Mr. Shenfeld said booming condo starts in November could also have been fuelled by mild weather in most of the country, with Ontario starts climbing 66 per cent in November compared to October.
On an annualized basis, CMHC said Canada has seen 252,184 housing starts this year as of November, an unexpectedly large jump from 222,695 starts on an annualized basis at the end of October.
Bank of Nova Scotia economist Derek Holt said the consensus estimate from economists had been a drop to about 213,000 starts in November, but the market continued to boom.
"You'd have to go back to 2007 to get stronger construction starts," he said in a research note.
Mr. Holt said he is not confident the condo construction trend will continue at the same pace. He feels future sales will be hurt by Ontario's announcement in April of expanded rent control measures that will sharply limit the amount landlords can increase rents on all types of units, including new buildings.
"Given project lags, the numbers we're seeing reflect decisions that pre-date rent control changes in April that many feel will sharply diminish investor appetite for such units," Mr. Holt warned.
Mr. Shenfeld also foresees new construction slowing, forecasting it will contribute to economic growth in Canada in the next couple of quarters, but will be "a significant drag" by 2019 as activity slows.
CMHC chief economist Bob Dugan said he is not concerned that the condo sector in Toronto is expanding too quickly, noting demand is still strong.
"Evidence of overbuilding is low due to the decreasing inventory of completed and unabsorbed multiple units and strong demand," he said in a statement.
Actual November starts in Canada, on a non-seasonally adjusted basis, were up 38 per cent compared to November last year, CMHC said, driven by 66-per-cent growth in Ontario due to a condo construction boom.
In British Columbia, starts climbed just 4 per cent in November compared to a year ago.
CMHC said starts were lower in Vancouver in November mostly because the construction sector is at full capacity, so fewer condo and rental projects are launching in the City of Vancouver, Richmond and on the North Shore. In Burnaby and New Westminster, multiple-family starts are higher so far this year.

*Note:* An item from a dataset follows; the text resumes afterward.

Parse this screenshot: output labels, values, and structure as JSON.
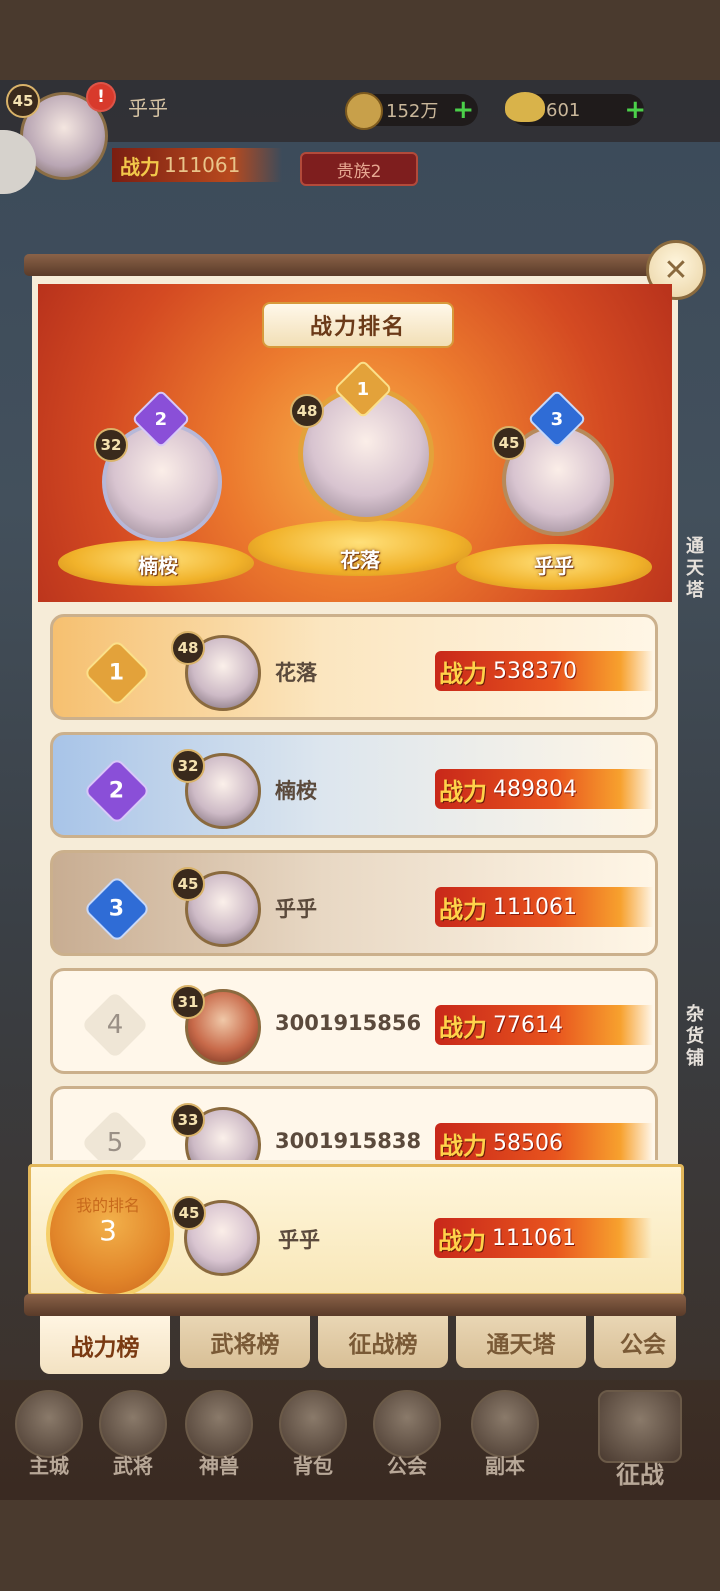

Bank of Montreal economist Robert Kavcic said trends in housing starts are reinforcing a long-standing theme of population growth in Canada's biggest cities. A record 175,000 apartment and condo units were started this year in urban centres with populations of more than 10,000 because many cities face development constraints that push most of the new supply into this form of housing.